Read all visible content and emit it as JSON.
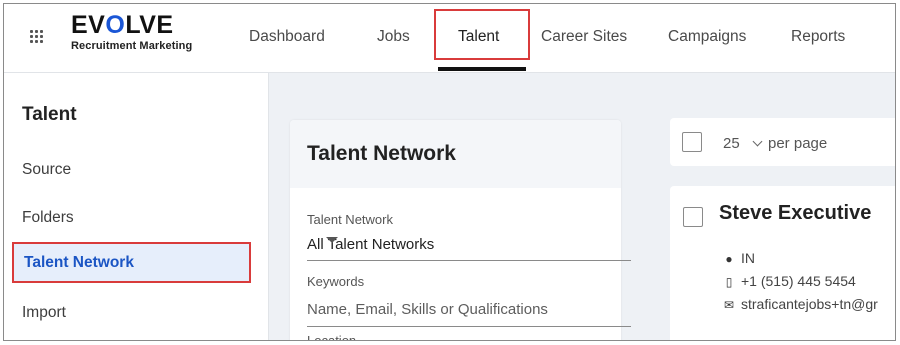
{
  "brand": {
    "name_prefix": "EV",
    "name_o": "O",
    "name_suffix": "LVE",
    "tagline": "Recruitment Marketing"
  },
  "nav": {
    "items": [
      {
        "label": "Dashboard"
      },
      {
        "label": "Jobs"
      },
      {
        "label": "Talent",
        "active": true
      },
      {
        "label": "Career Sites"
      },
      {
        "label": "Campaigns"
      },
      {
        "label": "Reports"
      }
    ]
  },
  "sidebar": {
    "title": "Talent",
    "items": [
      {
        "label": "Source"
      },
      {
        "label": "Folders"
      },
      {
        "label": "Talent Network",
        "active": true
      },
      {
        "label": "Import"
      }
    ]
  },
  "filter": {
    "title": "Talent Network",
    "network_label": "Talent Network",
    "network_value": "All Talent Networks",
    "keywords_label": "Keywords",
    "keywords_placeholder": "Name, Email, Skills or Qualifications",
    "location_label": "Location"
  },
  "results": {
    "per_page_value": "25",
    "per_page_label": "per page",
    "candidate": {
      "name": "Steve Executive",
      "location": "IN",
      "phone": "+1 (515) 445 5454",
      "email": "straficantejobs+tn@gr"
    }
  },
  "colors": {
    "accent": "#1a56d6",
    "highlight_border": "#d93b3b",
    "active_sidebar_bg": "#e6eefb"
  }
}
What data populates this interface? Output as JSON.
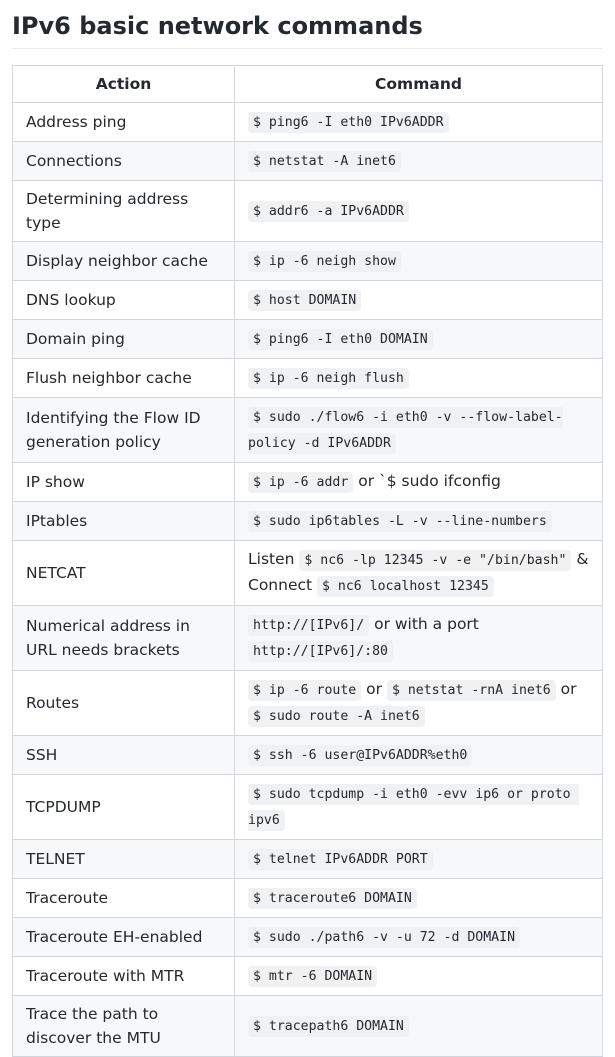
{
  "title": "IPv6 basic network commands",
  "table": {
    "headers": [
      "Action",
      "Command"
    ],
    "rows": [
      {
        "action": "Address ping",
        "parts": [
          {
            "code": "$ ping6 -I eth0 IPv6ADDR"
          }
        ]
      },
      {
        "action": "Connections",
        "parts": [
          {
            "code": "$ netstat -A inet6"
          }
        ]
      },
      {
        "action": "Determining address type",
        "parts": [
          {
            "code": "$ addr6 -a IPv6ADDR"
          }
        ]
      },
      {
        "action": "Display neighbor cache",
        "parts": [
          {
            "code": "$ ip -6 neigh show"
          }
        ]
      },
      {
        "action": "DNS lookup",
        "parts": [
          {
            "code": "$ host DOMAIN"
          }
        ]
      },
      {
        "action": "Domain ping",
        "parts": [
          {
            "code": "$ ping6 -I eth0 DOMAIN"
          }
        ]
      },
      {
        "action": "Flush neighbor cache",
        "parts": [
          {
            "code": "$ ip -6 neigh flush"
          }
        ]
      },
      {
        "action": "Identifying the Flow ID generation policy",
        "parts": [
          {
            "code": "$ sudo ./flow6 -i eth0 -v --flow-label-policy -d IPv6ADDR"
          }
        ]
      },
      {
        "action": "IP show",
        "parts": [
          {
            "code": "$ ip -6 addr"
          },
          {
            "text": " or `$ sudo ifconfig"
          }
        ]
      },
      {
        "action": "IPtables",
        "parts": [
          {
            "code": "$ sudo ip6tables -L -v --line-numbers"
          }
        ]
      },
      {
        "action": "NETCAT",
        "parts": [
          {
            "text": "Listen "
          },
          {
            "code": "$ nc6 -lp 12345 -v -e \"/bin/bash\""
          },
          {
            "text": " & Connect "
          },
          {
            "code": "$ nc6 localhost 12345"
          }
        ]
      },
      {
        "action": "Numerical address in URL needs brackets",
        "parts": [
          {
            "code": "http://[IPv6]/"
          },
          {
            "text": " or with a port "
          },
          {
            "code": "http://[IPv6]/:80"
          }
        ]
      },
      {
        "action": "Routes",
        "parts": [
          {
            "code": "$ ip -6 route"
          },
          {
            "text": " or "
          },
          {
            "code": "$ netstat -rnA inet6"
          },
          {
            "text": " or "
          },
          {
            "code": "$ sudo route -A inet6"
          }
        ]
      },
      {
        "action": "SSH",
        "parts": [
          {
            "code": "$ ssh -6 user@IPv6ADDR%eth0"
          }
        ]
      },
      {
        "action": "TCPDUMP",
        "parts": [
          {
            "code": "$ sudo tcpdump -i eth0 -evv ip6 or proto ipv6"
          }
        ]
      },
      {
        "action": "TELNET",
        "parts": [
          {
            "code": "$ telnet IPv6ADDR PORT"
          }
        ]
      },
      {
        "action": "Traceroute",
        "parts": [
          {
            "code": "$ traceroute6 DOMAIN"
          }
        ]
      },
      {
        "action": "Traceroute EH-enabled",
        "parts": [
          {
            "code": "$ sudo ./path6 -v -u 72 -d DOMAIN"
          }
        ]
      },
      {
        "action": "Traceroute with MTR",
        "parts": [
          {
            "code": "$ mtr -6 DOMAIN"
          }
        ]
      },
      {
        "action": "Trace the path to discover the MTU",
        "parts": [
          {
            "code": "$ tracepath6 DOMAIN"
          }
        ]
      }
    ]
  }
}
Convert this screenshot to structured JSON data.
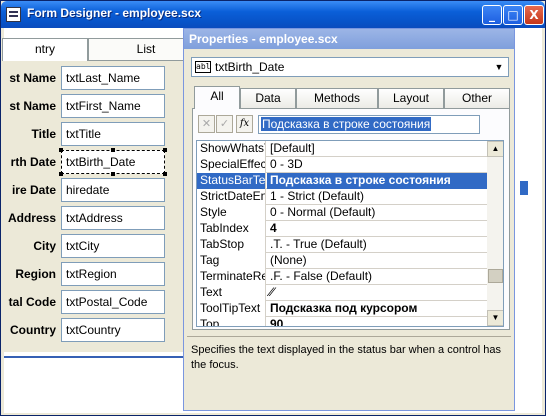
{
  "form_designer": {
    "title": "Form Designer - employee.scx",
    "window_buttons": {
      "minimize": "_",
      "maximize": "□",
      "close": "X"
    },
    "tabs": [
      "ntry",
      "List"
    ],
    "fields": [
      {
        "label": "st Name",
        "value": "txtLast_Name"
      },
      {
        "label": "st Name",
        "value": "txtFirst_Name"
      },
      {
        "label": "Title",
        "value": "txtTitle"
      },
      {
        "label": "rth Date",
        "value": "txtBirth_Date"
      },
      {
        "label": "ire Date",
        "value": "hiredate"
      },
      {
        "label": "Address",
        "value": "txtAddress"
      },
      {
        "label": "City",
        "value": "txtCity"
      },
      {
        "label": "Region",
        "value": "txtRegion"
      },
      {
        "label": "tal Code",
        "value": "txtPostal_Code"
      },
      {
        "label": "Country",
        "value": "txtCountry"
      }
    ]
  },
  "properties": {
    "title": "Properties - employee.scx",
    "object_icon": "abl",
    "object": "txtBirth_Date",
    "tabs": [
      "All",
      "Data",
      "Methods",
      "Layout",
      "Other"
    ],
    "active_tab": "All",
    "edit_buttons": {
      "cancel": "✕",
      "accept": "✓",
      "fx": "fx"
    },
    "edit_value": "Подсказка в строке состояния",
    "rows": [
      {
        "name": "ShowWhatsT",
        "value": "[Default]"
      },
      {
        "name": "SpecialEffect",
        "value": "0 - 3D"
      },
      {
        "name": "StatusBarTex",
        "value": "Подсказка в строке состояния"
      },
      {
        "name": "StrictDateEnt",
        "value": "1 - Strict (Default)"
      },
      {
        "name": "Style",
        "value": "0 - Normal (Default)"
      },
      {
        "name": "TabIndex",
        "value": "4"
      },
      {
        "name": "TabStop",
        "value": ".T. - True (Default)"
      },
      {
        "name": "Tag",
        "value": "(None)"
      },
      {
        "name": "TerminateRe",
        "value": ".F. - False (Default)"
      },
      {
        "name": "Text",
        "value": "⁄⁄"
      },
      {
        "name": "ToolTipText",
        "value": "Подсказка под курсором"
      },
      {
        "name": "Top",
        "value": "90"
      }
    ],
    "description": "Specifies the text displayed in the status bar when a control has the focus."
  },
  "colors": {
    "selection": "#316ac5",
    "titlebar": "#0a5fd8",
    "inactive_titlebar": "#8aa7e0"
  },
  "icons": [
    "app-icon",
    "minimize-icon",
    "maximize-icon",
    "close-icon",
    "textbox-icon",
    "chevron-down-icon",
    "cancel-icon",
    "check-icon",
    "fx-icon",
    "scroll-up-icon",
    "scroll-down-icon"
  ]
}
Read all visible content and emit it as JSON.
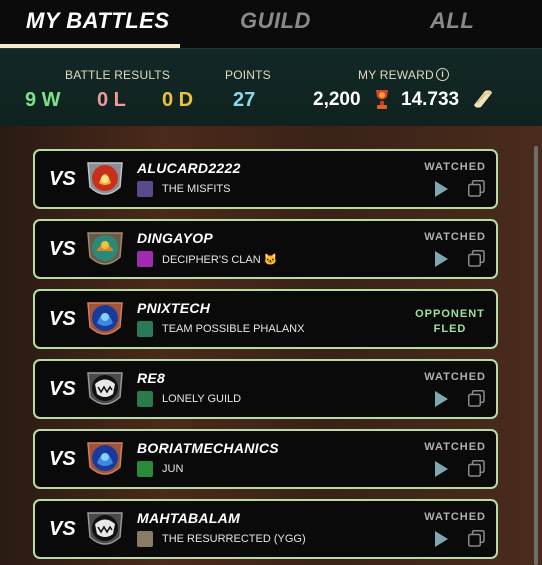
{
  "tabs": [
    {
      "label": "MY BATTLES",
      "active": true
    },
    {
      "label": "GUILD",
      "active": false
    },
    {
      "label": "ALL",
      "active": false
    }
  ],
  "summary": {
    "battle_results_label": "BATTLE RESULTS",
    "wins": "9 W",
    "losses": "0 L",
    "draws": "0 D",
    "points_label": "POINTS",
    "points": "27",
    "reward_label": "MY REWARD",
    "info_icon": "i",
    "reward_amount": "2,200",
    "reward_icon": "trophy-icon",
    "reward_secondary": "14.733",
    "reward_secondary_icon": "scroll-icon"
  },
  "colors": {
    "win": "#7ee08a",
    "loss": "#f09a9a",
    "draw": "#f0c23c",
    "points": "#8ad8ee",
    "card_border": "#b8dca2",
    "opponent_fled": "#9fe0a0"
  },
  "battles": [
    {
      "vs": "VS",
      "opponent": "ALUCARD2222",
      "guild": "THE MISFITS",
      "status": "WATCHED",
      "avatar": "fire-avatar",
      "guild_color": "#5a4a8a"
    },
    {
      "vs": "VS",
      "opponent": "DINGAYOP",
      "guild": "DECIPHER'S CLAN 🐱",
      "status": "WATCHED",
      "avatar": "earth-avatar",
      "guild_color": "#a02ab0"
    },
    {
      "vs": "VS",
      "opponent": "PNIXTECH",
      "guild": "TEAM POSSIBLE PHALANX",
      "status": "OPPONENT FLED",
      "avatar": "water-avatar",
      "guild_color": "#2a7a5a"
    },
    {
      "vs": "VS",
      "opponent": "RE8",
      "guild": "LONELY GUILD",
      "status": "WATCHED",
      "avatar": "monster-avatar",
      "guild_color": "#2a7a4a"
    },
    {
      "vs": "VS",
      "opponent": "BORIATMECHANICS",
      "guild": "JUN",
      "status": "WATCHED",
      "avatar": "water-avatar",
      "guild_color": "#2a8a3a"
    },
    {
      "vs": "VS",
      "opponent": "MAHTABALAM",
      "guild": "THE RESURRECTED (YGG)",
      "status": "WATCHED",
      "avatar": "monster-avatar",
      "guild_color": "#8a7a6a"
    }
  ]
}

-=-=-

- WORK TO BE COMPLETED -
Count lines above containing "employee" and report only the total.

- REPLY TO THE TASK -
2